Another hour passed, and everyone was tired and ready to leave—everyone but me. I suggested waiting until daybreak but was overwhelmingly overruled. I didn’t want to go but not wanting to argue with my friends, I left anyway.
When we got back to the vehicles, Louie’s hat was gone.
My friends led the way on Basil's big motorcycle, and I followed in my car. We were traveling west on Highway 178 back into Bakersfield when Basil started weaving on his bike. On the last hill before entering the city, he swerved into the oncoming path of a Cadillac, and although he managed to slightly angle the bike away, he still hit the car’s fender at about 70 mph. It was like an explosion. Instantly their tumbling bodies were in my headlights directly in front of me. I swerved into the oncoming lane to avoid hitting them and then slammed on my brakes and slid to a halt on the shoulder of the road. I quickly leapt out and ran back to where they lay entangled, screaming, and writhing in pain. Tammy howled inconsolably but refused to leave my car.
As I approached the horrible carnage on that roadway, I saw that their left legs had been the point of impact and both had been ripped off at their knee. I wanted to leave them there. I wanted to cowardly run home to the safety of my bed, go to sleep, and pretend that when I awoke this would all be just a bad dream, but the nightmare was real. The screaming was all too real.
I stood there immobile just staring at the gory carnage until Basil stopped screaming long enough to tell me, “Mark, if you don’t tie our legs off, we’re gonna die.” His plea finally broke my stupor, and I quickly found some cord in my car and tied the tourniquets that stopped the blood, muscle, and bone fragments that were flowing out of their ravaged legs.
Suddenly, I heard a big truck hit his air brakes. I sprinted to it and begged the driver to call an ambulance. I then returned to where my friends were screaming in primeval pain, and knelt in their gore to hold their hands. Within a few minutes, I heard an ambulance in the distance, glanced up at the sound of its wailing siren, and noticed the dim glow of light bleeding in from the east. Daybreak had come.
22 years later I was living by the beach in Ventura I had been gone for a month and came home to a stack of letters on my desk. One of the letters was from Basil. I opened it as I began listening to my answering machine. One message was from John. He sounded upset, and it seemed like he was at a party where no one was having any fun. He angrily demanded to know why I hadn’t heeded Louie’s warning all those years ago, then hung up. When I looked down at the letter in my hand, dated two weeks earlier, it was John’s obituary. His funeral had been the day before the phone call, and his voice on the message machine sent a chill down my spine, because I realized that I was listening to the voice of a dead man. That, and the fact I had never told him, or anyone, about Louie’s warning that fateful night.
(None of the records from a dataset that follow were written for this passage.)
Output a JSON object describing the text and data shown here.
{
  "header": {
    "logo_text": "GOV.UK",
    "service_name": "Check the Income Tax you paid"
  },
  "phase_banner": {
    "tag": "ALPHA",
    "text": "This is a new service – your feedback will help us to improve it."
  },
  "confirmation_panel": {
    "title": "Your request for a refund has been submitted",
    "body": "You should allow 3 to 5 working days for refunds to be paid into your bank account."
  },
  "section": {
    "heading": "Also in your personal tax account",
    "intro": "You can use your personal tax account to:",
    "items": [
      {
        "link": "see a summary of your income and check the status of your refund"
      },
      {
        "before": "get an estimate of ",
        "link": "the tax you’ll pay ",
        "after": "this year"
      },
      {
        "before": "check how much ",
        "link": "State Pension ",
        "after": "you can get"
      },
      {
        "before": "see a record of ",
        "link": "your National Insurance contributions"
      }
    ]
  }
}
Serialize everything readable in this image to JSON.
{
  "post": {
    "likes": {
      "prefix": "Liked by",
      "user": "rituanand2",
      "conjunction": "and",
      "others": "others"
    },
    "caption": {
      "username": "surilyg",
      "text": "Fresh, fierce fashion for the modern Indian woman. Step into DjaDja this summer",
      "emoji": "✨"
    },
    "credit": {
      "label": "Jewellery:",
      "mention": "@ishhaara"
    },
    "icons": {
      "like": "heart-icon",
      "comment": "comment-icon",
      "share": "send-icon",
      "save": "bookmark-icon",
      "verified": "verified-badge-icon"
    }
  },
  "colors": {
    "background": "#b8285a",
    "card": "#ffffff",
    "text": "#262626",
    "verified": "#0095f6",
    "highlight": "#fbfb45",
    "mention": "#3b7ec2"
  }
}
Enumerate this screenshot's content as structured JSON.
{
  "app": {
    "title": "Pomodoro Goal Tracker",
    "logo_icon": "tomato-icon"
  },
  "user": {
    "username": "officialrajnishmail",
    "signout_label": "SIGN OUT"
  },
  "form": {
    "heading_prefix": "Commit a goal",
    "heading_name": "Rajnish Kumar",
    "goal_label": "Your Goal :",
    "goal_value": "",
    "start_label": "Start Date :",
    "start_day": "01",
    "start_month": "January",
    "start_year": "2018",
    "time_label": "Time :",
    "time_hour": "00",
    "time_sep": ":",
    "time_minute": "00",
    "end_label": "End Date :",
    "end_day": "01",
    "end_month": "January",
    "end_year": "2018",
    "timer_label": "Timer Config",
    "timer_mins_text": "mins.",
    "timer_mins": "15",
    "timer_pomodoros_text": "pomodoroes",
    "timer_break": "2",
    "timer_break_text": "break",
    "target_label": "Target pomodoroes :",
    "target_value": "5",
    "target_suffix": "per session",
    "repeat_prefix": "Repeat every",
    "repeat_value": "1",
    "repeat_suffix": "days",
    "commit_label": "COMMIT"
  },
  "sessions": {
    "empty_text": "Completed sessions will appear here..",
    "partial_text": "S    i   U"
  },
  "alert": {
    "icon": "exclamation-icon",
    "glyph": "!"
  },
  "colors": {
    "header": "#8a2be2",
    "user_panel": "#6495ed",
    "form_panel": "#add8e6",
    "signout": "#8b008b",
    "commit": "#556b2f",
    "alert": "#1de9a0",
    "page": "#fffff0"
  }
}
It was a thunder filled blustery rainy evening, and I gasped in terror as a powerful gust of wind pounded the window above my desk. My head jerked up and as I looked outside, lightning flashed, and for the briefest moment I saw a top hat sitting on the wet sand. The wind quickly blew it away where it disappeared into the darkening gloom.